Instead, it appears that the initiative — and the leaking of it to the media — is a political move to reassure the PYD/YPG of US support, despite a Turkish-rebel offensive which has blocked any hopes of a unified Kurdistan across northern Syria.
The Turkish-rebel advance ensured separation between the Kurdish-controlled territory in northeast Syria and a Kurdish pocket, centered in Afrin, in the northwest.
The concern of the PYD and YPG was further raised by initial US support of Turkey’s demand that Kurdish forces withdraw east of the Euphrates River, thus giving up gains such as Manbij. Washington later played down the condition and appeared to encourage a halt to the southward advance of the Turkish-rebel force.
Asked if the Turkish intervention had slowed the quest to recapture Raqqa, Gen. Joseph L. Votel, the head of Central Command, acknowledged the possibility: “We don’t necessarily control the timeline ourselves.”
He declared, “We have to play a leadership role on both sides [Turkey and the PYD/YPG] and keep focus on the mission to defeat ISIS.”
The US officials said the proposal has not yet been presented at the Administration’s highest levels. The White House declined to comment.
However, the officials said the aid would try to assuage the “hard feelings” that Syrian Kurds have felt towards the US since the Turkish-rebel advance.

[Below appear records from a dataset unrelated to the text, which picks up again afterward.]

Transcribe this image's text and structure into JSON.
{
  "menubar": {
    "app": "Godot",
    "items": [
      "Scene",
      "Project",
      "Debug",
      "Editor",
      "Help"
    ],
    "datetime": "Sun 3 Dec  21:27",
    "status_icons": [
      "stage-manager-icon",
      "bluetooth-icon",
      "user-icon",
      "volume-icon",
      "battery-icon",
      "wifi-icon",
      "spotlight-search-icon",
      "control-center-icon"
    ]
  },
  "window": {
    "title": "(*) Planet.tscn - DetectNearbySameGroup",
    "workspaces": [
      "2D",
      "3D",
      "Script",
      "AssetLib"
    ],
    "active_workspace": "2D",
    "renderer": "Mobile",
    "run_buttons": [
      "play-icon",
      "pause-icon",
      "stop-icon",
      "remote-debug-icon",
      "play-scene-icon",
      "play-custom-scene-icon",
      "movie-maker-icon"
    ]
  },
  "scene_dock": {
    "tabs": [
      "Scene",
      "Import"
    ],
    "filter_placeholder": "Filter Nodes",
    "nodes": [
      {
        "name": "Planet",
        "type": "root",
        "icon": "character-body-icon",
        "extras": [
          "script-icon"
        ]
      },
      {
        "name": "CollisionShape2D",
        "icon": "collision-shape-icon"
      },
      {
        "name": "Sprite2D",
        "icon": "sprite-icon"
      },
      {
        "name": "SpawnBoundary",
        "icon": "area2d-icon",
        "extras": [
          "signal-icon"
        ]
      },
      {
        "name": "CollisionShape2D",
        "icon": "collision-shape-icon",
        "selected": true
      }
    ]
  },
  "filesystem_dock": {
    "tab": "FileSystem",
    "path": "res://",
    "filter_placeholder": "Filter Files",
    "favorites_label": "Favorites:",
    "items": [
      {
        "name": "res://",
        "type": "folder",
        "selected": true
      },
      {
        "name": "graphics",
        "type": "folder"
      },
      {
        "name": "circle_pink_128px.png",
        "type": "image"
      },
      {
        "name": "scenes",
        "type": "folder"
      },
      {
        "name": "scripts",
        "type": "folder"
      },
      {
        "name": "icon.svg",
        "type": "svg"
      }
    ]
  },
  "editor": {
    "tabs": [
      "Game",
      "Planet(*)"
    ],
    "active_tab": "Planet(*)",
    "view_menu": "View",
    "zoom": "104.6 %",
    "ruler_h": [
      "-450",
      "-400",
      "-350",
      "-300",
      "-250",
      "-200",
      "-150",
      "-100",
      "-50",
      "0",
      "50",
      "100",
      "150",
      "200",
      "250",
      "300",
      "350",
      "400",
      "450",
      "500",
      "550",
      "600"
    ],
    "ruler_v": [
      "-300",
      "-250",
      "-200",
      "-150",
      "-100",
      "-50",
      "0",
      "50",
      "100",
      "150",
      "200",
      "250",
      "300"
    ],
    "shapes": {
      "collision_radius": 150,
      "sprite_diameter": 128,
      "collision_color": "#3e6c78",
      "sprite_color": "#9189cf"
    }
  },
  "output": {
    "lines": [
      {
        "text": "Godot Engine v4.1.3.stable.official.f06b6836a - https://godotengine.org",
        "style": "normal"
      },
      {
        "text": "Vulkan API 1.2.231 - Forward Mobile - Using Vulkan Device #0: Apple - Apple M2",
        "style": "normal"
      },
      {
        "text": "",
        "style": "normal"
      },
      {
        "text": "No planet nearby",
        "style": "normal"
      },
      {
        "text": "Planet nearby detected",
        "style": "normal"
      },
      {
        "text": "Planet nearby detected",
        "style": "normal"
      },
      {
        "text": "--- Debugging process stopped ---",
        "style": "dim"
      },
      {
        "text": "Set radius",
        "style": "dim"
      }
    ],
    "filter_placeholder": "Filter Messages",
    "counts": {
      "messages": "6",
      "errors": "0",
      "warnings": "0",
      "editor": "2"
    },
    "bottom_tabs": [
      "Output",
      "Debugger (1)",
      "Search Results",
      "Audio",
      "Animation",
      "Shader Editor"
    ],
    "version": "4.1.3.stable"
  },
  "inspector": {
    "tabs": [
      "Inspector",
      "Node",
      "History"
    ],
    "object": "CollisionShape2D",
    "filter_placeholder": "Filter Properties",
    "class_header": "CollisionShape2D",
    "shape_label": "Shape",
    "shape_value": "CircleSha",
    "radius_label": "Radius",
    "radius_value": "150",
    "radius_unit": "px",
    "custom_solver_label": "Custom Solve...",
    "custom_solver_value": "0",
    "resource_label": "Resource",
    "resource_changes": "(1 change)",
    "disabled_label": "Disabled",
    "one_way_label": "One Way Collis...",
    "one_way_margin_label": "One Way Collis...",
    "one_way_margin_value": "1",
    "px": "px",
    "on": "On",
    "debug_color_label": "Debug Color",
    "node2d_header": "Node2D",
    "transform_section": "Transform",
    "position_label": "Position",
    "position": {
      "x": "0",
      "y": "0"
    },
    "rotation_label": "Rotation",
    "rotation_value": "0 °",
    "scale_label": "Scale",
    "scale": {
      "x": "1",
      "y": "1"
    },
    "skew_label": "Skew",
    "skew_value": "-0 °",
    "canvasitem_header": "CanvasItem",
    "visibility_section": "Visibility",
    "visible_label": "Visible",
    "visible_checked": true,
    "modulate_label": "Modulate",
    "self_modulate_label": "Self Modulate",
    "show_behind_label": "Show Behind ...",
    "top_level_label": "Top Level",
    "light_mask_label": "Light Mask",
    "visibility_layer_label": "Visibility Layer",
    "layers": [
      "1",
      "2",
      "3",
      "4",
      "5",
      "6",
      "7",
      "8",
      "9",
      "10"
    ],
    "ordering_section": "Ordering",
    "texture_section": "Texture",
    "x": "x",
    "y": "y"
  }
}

Last week, US special forces raised American flags over the SDF-held Tal Abyad on the Turkish border. Initial reports said the YPG were responsible, in a message to the Turks, but US officers acknowledged earlier this week that their troops made the symbolic move.